EXERCISE OBJECTIVE |
Your job is to copy the lines from the material that include "JSON".

+---+

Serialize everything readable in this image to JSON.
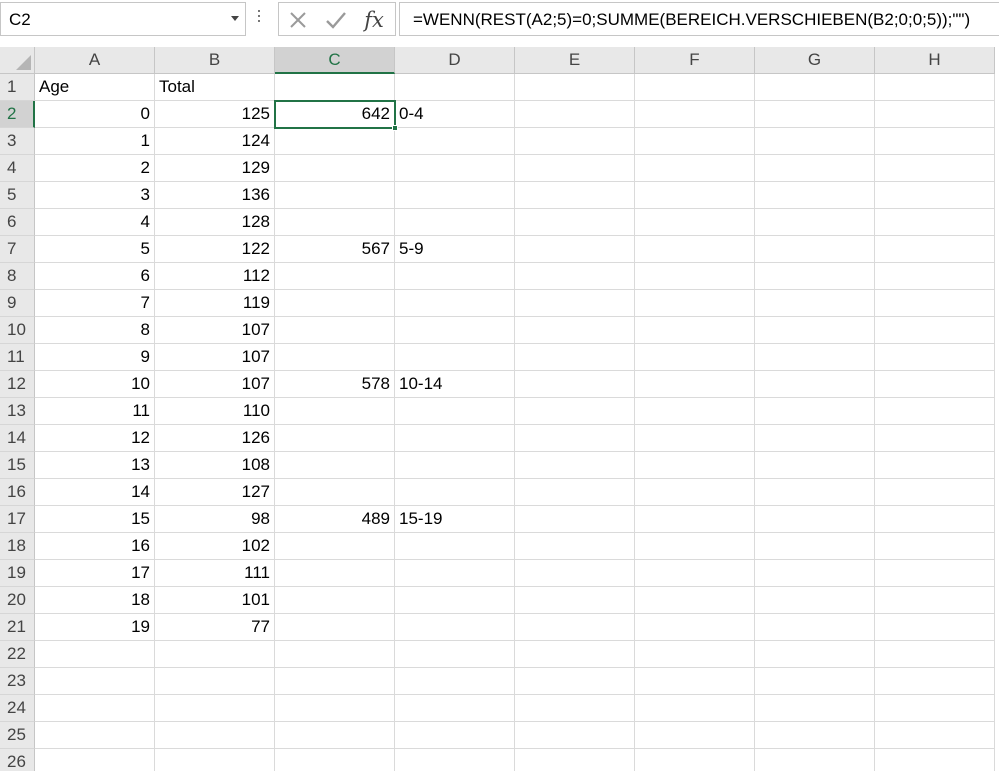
{
  "name_box": {
    "value": "C2"
  },
  "formula_bar": {
    "formula": "=WENN(REST(A2;5)=0;SUMME(BEREICH.VERSCHIEBEN(B2;0;0;5));\"\")",
    "icons": {
      "cancel": "close-icon",
      "enter": "check-icon",
      "function": "fx-icon"
    },
    "fx_label": "fx"
  },
  "selection": {
    "cell": "C2",
    "column": "C",
    "row": "2"
  },
  "columns": [
    "A",
    "B",
    "C",
    "D",
    "E",
    "F",
    "G",
    "H"
  ],
  "rows": [
    {
      "n": "1",
      "A": "Age",
      "B": "Total",
      "C": "",
      "D": ""
    },
    {
      "n": "2",
      "A": "0",
      "B": "125",
      "C": "642",
      "D": "0-4"
    },
    {
      "n": "3",
      "A": "1",
      "B": "124",
      "C": "",
      "D": ""
    },
    {
      "n": "4",
      "A": "2",
      "B": "129",
      "C": "",
      "D": ""
    },
    {
      "n": "5",
      "A": "3",
      "B": "136",
      "C": "",
      "D": ""
    },
    {
      "n": "6",
      "A": "4",
      "B": "128",
      "C": "",
      "D": ""
    },
    {
      "n": "7",
      "A": "5",
      "B": "122",
      "C": "567",
      "D": "5-9"
    },
    {
      "n": "8",
      "A": "6",
      "B": "112",
      "C": "",
      "D": ""
    },
    {
      "n": "9",
      "A": "7",
      "B": "119",
      "C": "",
      "D": ""
    },
    {
      "n": "10",
      "A": "8",
      "B": "107",
      "C": "",
      "D": ""
    },
    {
      "n": "11",
      "A": "9",
      "B": "107",
      "C": "",
      "D": ""
    },
    {
      "n": "12",
      "A": "10",
      "B": "107",
      "C": "578",
      "D": "10-14"
    },
    {
      "n": "13",
      "A": "11",
      "B": "110",
      "C": "",
      "D": ""
    },
    {
      "n": "14",
      "A": "12",
      "B": "126",
      "C": "",
      "D": ""
    },
    {
      "n": "15",
      "A": "13",
      "B": "108",
      "C": "",
      "D": ""
    },
    {
      "n": "16",
      "A": "14",
      "B": "127",
      "C": "",
      "D": ""
    },
    {
      "n": "17",
      "A": "15",
      "B": "98",
      "C": "489",
      "D": "15-19"
    },
    {
      "n": "18",
      "A": "16",
      "B": "102",
      "C": "",
      "D": ""
    },
    {
      "n": "19",
      "A": "17",
      "B": "111",
      "C": "",
      "D": ""
    },
    {
      "n": "20",
      "A": "18",
      "B": "101",
      "C": "",
      "D": ""
    },
    {
      "n": "21",
      "A": "19",
      "B": "77",
      "C": "",
      "D": ""
    },
    {
      "n": "22",
      "A": "",
      "B": "",
      "C": "",
      "D": ""
    },
    {
      "n": "23",
      "A": "",
      "B": "",
      "C": "",
      "D": ""
    },
    {
      "n": "24",
      "A": "",
      "B": "",
      "C": "",
      "D": ""
    },
    {
      "n": "25",
      "A": "",
      "B": "",
      "C": "",
      "D": ""
    },
    {
      "n": "26",
      "A": "",
      "B": "",
      "C": "",
      "D": ""
    }
  ],
  "colors": {
    "accent": "#217346",
    "header_bg": "#e8e8e8",
    "selected_header_bg": "#d2d2d2",
    "gridline": "#dadada"
  }
}
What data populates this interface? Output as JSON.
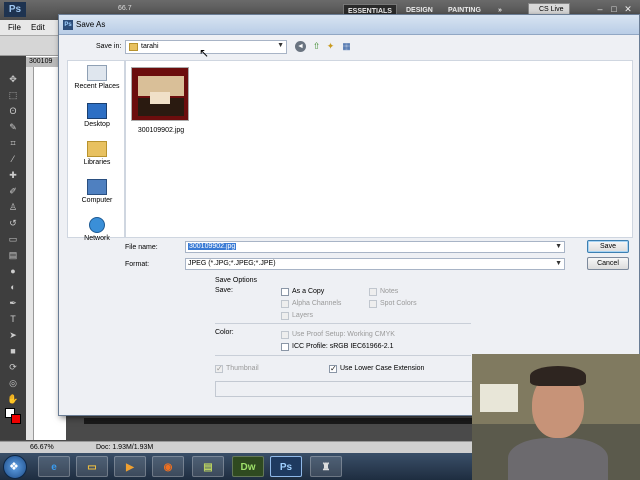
{
  "photoshop": {
    "logo": "Ps",
    "zoom": "66.7",
    "workspaces": [
      "ESSENTIALS",
      "DESIGN",
      "PAINTING",
      "»"
    ],
    "cs_live": "CS Live",
    "menu": [
      "File",
      "Edit"
    ],
    "doc_tab": "300109",
    "status_zoom": "66.67%",
    "status_doc": "Doc: 1.93M/1.93M"
  },
  "dialog": {
    "title": "Save As",
    "save_in_label": "Save in:",
    "save_in_value": "tarahi",
    "places": [
      "Recent Places",
      "Desktop",
      "Libraries",
      "Computer",
      "Network"
    ],
    "file": {
      "name": "300109902.jpg"
    },
    "file_name_label": "File name:",
    "file_name_value": "300109902.jpg",
    "format_label": "Format:",
    "format_value": "JPEG (*.JPG;*.JPEG;*.JPE)",
    "save_button": "Save",
    "cancel_button": "Cancel",
    "save_options_title": "Save Options",
    "save_label": "Save:",
    "options": {
      "as_copy": "As a Copy",
      "notes": "Notes",
      "alpha_channels": "Alpha Channels",
      "spot_colors": "Spot Colors",
      "layers": "Layers"
    },
    "color_label": "Color:",
    "use_proof_setup": "Use Proof Setup:  Working CMYK",
    "icc_profile": "ICC Profile:  sRGB IEC61966-2.1",
    "thumbnail": "Thumbnail",
    "lower_case": "Use Lower Case Extension"
  },
  "taskbar": {
    "apps": [
      "Dw",
      "Ps"
    ]
  }
}
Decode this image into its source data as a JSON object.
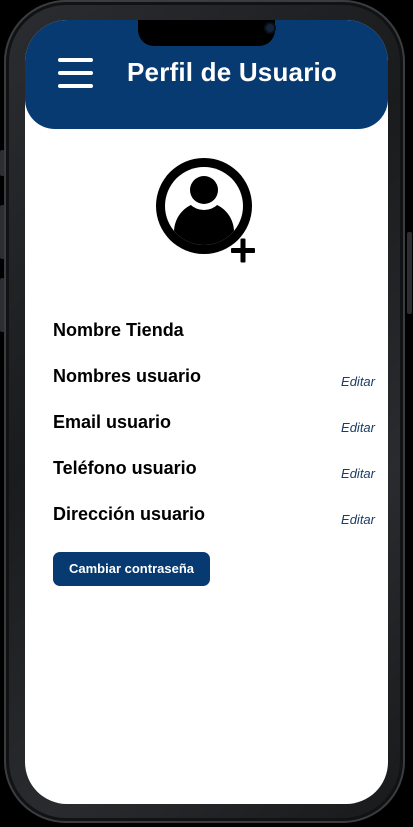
{
  "header": {
    "title": "Perfil de Usuario",
    "menu_icon": "hamburger-menu-icon",
    "background_color": "#063a70"
  },
  "avatar": {
    "icon": "user-add-icon"
  },
  "profile_fields": [
    {
      "label": "Nombre Tienda",
      "edit_label": ""
    },
    {
      "label": "Nombres usuario",
      "edit_label": "Editar"
    },
    {
      "label": "Email usuario",
      "edit_label": "Editar"
    },
    {
      "label": "Teléfono usuario",
      "edit_label": "Editar"
    },
    {
      "label": "Dirección usuario",
      "edit_label": "Editar"
    }
  ],
  "change_password": {
    "label": "Cambiar contraseña"
  },
  "colors": {
    "primary": "#063a70",
    "edit_link": "#1b3c66"
  }
}
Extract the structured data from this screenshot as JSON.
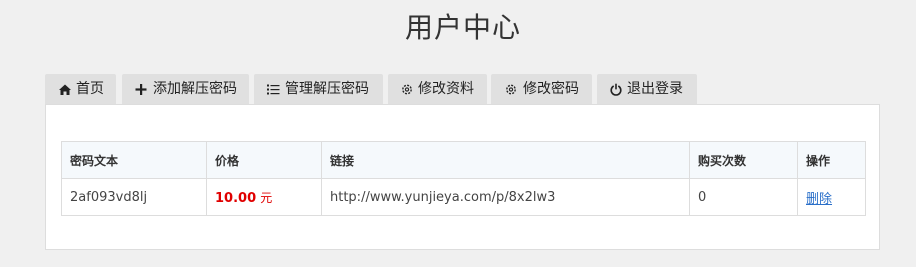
{
  "page_title": "用户中心",
  "tabs": [
    {
      "label": "首页",
      "icon": "home-icon"
    },
    {
      "label": "添加解压密码",
      "icon": "plus-icon"
    },
    {
      "label": "管理解压密码",
      "icon": "list-icon"
    },
    {
      "label": "修改资料",
      "icon": "gear-icon"
    },
    {
      "label": "修改密码",
      "icon": "gear-icon"
    },
    {
      "label": "退出登录",
      "icon": "power-icon"
    }
  ],
  "table": {
    "headers": [
      "密码文本",
      "价格",
      "链接",
      "购买次数",
      "操作"
    ],
    "rows": [
      {
        "password_text": "2af093vd8lj",
        "price": "10.00",
        "price_unit": "元",
        "link": "http://www.yunjieya.com/p/8x2lw3",
        "purchase_count": "0",
        "action": "删除"
      }
    ]
  },
  "colors": {
    "background": "#f0f0f0",
    "tab_background": "#e0e0e0",
    "price": "#e00000",
    "link": "#2a6fc9",
    "header_background": "#f5f9fc"
  }
}
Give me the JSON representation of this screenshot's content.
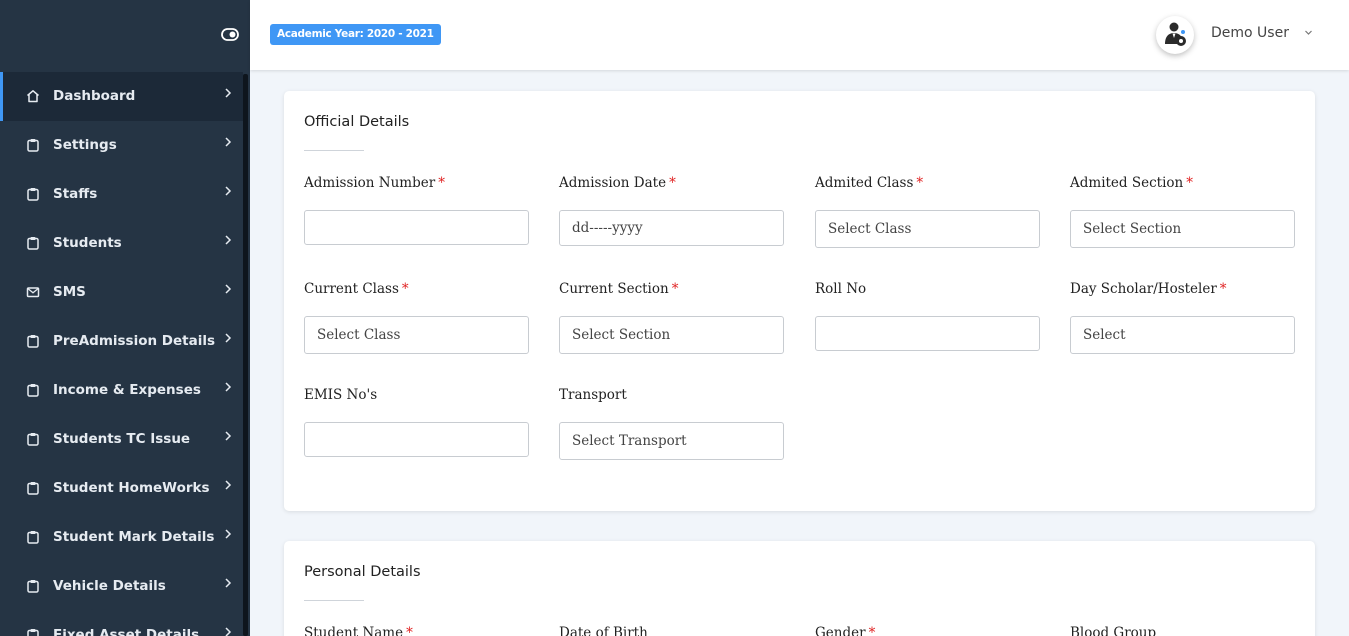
{
  "header": {
    "academic_year": "Academic Year: 2020 - 2021",
    "user_name": "Demo User"
  },
  "sidebar": {
    "items": [
      {
        "label": "Dashboard",
        "icon": "home-icon",
        "active": true
      },
      {
        "label": "Settings",
        "icon": "clipboard-icon"
      },
      {
        "label": "Staffs",
        "icon": "clipboard-icon"
      },
      {
        "label": "Students",
        "icon": "clipboard-icon"
      },
      {
        "label": "SMS",
        "icon": "mail-icon"
      },
      {
        "label": "PreAdmission Details",
        "icon": "clipboard-icon"
      },
      {
        "label": "Income & Expenses",
        "icon": "clipboard-icon"
      },
      {
        "label": "Students TC Issue",
        "icon": "clipboard-icon"
      },
      {
        "label": "Student HomeWorks",
        "icon": "clipboard-icon"
      },
      {
        "label": "Student Mark Details",
        "icon": "clipboard-icon"
      },
      {
        "label": "Vehicle Details",
        "icon": "clipboard-icon"
      },
      {
        "label": "Fixed Asset Details",
        "icon": "clipboard-icon"
      }
    ]
  },
  "official": {
    "title": "Official Details",
    "fields": {
      "admission_number": {
        "label": "Admission Number",
        "value": ""
      },
      "admission_date": {
        "label": "Admission Date",
        "placeholder": "dd-----yyyy"
      },
      "admited_class": {
        "label": "Admited Class",
        "value": "Select Class"
      },
      "admited_section": {
        "label": "Admited Section",
        "value": "Select Section"
      },
      "current_class": {
        "label": "Current Class",
        "value": "Select Class"
      },
      "current_section": {
        "label": "Current Section",
        "value": "Select Section"
      },
      "roll_no": {
        "label": "Roll No",
        "value": ""
      },
      "day_scholar": {
        "label": "Day Scholar/Hosteler",
        "value": "Select"
      },
      "emis_no": {
        "label": "EMIS No's",
        "value": ""
      },
      "transport": {
        "label": "Transport",
        "value": "Select Transport"
      }
    },
    "required_mark": "*"
  },
  "personal": {
    "title": "Personal Details",
    "fields": {
      "student_name": {
        "label": "Student Name"
      },
      "date_of_birth": {
        "label": "Date of Birth"
      },
      "gender": {
        "label": "Gender"
      },
      "blood_group": {
        "label": "Blood Group"
      }
    }
  },
  "colors": {
    "sidebar_bg": "#253444",
    "accent": "#3f97f5",
    "required": "#e02020"
  }
}
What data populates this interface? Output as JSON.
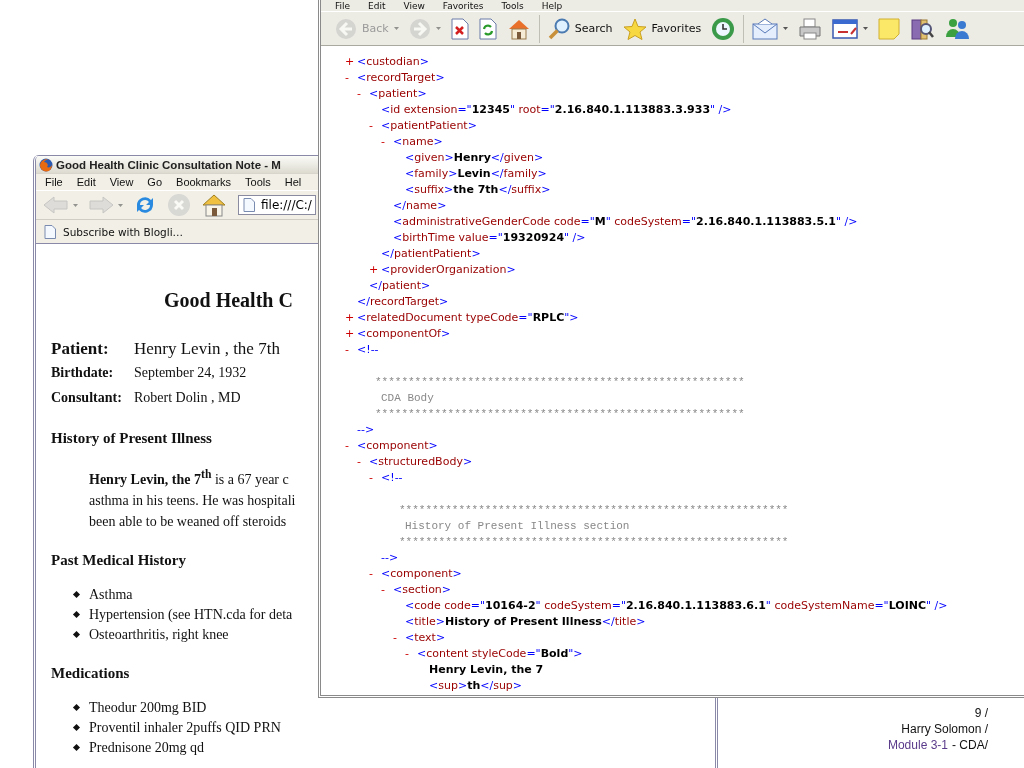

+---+

THE COMPLETED TASK |
Serialize everything readable in this image to JSON.
What data populates this interface? Output as JSON.
Decode this image into its source data as a JSON object.
Extract the structured data from this screenshot as JSON.
Give me the JSON representation of this screenshot's content.
What data populates this interface? Output as JSON.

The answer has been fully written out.